A two-out-of-three combination of Waltz, Pitt, or Laurent would have been a winning formula. Remove the Basterds’ almost-token presence, re-allocate their too-brief screen time to the hunter-and-the hunted storyline, and bingo! you’ve got a really engrossing movie. Erase Laurent, or reduce her role to a memorable incidental character, and voila! there’s that revamped Dirty Dozen scenario Tarantino teases us with.
Instead, the director has presented his loyal fans with a screwy, infuriating mess that — Col. Landa’s presence aside — is almost as godawfully boring as the first half of Death Proof. Yes, one of Tarantino’s trademarks is intertwining storylines, but it just doesn’t work here; laborious scenes come off as abandoned or discarded in the end, rather than stepping-stones in the plot.

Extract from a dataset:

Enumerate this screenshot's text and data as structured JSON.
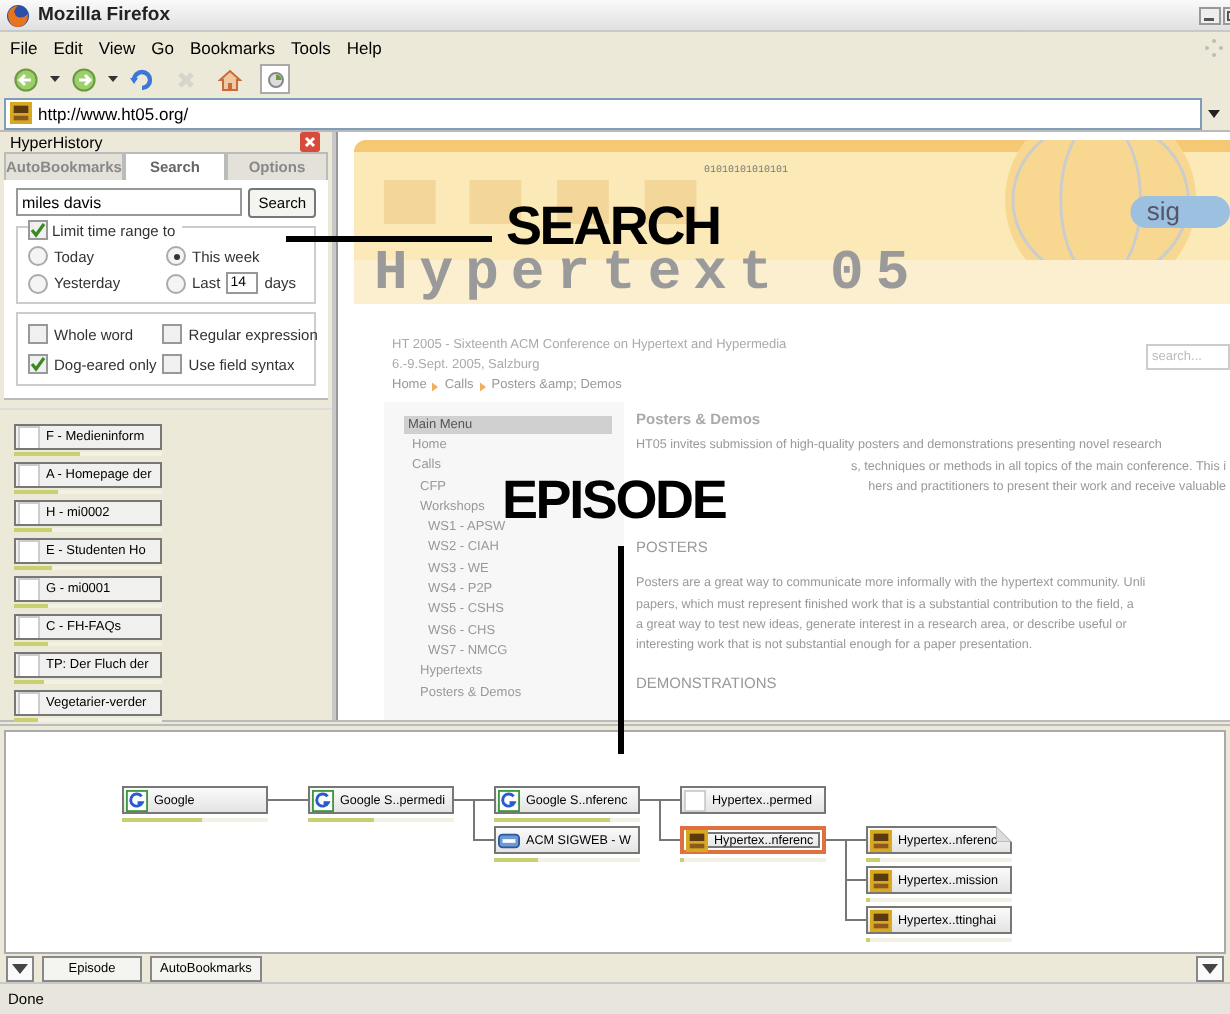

Adding insult to injury, Inglourious Basterds resembles a schizophrenic film student’s project reel, a bewildering array — not a blend — of influential styles. The film begins as a spaghetti western (surprise, surprise) set in WWII, complete with theme music; then, it turns into a War-era Hitchcock thriller. Up next, a vivid, lingering series of Lynchian scenes, then some Peckinpah and de Palma. On and on the Tarantino Self-Indulgent Express meanders, to a jumbled aburdist-fantasy climax.
Quite frankly, the movie doesn’t deserve any more commentary than this. Watch it at your own risk of regret.
With Inglourious Basterds, Tarantino has used his well-deserved Get Out of Jail Free card. His next offering had better be a winner, or at least a film that’s more respectful of its audience.
Inglourious Basterds: inglouriousbasterds-movie.com